Doctor of Philosophy Program
A student currently enrolled in the department must apply in writing for admission to the Ph.D. program during the term in which he or she will complete twenty-four (24) hours of course work toward the master's degree. The student's ability to proceed with doctoral studies will be assessed in a colloquium conducted by a committee of the faculty.
Students who wish to transfer credit toward the Ph.D. program from another institution must normally take the M.A. comprehensive examination. This may be taken at any of the regularly scheduled times for comprehensives but should not ordinarily be later than the semester in which the student will have completed twenty-four (24) hours at the university. The results of this examination will be one of the measures used to judge the amount of credit to be transferred up to the maximum of twenty-four (24) hours. Following successful completion of the examination, a colloquium will be held with the student in order to review all the requirements for the degree.
For the doctor's degree a minimum of fifty-four (54) semester hours of course work is required, including that completed for the master's degree in the Department of Politics or transferred from another university. Two courses-POL 651 and POL 652 (Political Theory I, II)-are required of all students. Each student will complete thirty-six (36) semester hours of course work in a field of concentration within the department (including courses in the field of concentration that have been taken toward the M.A.). Students whose field of concentration is world politics must take POL 606 and POL 607. Students concentrating in American government are required to complete POL 625.
Each student also will take twelve (12) semester hours of course work in a minor field, which is normally one of the department's other fields of instruction: American, world, or theory.
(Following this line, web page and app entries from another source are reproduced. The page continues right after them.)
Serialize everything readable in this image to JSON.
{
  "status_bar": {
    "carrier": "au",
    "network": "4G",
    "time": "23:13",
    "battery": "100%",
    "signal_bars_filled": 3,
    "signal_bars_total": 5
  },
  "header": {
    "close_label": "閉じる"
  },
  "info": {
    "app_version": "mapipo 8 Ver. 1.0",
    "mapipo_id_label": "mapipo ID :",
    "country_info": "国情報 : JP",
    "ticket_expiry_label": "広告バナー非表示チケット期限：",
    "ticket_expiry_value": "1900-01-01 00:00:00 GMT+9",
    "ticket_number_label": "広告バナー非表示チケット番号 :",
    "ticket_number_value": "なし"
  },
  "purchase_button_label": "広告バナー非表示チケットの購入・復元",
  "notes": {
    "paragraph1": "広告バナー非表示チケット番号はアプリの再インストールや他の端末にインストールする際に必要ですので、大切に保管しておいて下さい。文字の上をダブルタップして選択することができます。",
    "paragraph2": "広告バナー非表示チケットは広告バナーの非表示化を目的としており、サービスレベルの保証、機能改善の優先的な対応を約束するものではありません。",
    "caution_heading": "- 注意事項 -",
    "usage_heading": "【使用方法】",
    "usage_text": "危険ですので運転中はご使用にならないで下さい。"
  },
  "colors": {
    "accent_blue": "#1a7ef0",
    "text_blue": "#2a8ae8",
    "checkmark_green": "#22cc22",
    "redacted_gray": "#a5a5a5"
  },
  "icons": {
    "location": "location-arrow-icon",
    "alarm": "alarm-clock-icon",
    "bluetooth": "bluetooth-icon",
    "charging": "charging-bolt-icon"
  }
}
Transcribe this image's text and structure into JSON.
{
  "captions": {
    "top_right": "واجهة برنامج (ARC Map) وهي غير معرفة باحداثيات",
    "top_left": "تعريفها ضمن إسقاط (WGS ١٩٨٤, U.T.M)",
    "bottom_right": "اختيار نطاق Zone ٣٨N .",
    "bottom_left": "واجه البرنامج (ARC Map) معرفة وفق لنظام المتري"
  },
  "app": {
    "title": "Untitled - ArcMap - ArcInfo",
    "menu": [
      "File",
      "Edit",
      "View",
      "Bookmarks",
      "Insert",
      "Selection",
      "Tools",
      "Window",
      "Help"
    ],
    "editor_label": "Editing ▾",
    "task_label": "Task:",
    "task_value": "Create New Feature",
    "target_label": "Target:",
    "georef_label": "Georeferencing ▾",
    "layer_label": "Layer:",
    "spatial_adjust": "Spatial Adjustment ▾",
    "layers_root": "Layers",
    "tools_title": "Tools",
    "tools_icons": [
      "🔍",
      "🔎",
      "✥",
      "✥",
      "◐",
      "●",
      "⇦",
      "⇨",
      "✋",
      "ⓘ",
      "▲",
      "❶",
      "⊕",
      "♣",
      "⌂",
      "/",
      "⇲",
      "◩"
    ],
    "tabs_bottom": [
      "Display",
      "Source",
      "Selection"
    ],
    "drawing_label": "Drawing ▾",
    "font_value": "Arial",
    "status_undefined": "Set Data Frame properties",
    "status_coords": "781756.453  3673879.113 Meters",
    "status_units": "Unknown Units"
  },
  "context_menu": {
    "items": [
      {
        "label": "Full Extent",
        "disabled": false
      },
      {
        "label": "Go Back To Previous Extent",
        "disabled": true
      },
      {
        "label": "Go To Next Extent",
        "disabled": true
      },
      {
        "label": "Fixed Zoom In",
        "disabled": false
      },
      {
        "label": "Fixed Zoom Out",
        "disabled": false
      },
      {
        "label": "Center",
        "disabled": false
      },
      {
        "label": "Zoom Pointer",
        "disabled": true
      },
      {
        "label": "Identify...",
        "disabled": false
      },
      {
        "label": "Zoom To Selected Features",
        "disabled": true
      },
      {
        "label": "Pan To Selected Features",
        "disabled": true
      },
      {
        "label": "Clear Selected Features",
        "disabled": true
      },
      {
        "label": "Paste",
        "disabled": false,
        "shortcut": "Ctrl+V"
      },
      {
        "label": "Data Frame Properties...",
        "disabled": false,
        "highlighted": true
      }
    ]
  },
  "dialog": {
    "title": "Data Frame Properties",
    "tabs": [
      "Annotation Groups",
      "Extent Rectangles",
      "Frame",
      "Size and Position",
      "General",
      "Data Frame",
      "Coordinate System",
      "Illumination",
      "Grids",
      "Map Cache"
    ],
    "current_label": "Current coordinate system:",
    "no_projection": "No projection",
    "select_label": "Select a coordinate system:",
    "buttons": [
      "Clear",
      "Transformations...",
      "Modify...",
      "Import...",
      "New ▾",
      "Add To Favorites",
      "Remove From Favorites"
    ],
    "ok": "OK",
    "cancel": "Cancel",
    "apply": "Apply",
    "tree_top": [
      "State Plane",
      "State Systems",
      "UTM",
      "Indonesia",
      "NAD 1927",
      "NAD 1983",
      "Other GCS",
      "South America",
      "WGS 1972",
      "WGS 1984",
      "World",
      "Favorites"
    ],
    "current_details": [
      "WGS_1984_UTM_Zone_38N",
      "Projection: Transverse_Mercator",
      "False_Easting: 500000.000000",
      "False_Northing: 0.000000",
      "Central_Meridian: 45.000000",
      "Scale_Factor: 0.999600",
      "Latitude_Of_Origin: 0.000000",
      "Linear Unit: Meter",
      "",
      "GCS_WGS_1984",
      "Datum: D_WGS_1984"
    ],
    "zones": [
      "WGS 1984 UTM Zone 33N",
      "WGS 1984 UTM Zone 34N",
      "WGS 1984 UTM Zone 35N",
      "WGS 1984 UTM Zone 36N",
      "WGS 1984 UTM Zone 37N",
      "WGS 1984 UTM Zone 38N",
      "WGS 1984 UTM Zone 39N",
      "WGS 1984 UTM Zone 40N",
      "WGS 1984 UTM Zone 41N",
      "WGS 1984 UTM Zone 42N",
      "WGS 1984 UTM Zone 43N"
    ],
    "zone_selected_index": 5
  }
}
Alternatively, other minor fields can be pursued with departmental approval.
Doctoral students may be permitted to take up to nine (9) semester hours in the form of an independent study or a directed reading. Such course work must have the approval of the department chair and must be done under the supervision of a faculty member. The student registers for POL 991, POL 992, POL 993, or POL 994.
Research Skill Requirements
All Ph.D. students are required by the department to demonstrate (a) basic competence in one research skill and (b) advanced competence in a second research skill. For students in political theory, both skills must be in languages, either ancient or modern. For those in world politics, one skill must be a language, while the other may be either another language or an approved research methodology such as statistics. For those in American government, any combination of approved methodologies or languages is acceptable.
For the acceptable means of demonstrating basic competence in a foreign language, which may be a classical language, students should consult the "General Requirements for Graduate Study" in the Graduate Studies Announcements. Advance competence in a language, meaning ability to conduct research in the language, is demonstrated by means of an additional examination to be arranged by the department.
Other approved research skills include statistics, quantitative data analysis, and similar methodologies. Satisfying departmental requirements for these skills usually is accomplished by successful completion of approved courses at Catholic University. The department maintains a list of courses that can be used to demonstrate either basic or advanced competence.
The department may approve course work done prior to graduate study in the department as demonstrating completion of the research skill requirement.
The department may require additional research skills if this is considered necessary for satisfactory completion of the student's program.
Doctoral students are required to take an oral qualifying examination in their major field and written comprehensive examinations in both their major field of concentration and their minor field. The major and minor comprehensive examinations are ordinarily taken in different semesters; however, the oral and written examinations in the major field are given in the same semester. At the time the comprehensive examination in the major field is taken, all research skill requirements must have been fulfilled.
Admission to Candidacy
A student may be considered for doctoral candidacy only after satisfactory completion of the written comprehensive examination and other qualifying examinations or requirements of the program.
Upon the completion of such requirements, the student should submit a formal application for candidacy which is available from the department. Upon the recommendation of the faculty members of the department or program and with the approval of the chair and/or dean, the student will be admitted to candidacy as of the first day of the following semester and then is permitted to submit a dissertation topic.
Application for Admission
Applications for admission to the M.A. program may be obtained online, or by contacting the Office of Graduate Admissions:
Office of Graduate Admissions
The Catholic University of America
620 Michigan Avenue, NE
Washington, DC 20064Telephone number:
202.319.5057Email Address: firstname.lastname@example.org
GRE test results, completed CUA application form, transcripts of all undergraduate work, any graduate work completed and three letters of recommendation (preferably ones commenting on the applicant's academic experience and ability) should be sent to the Office of Graduate Admissions.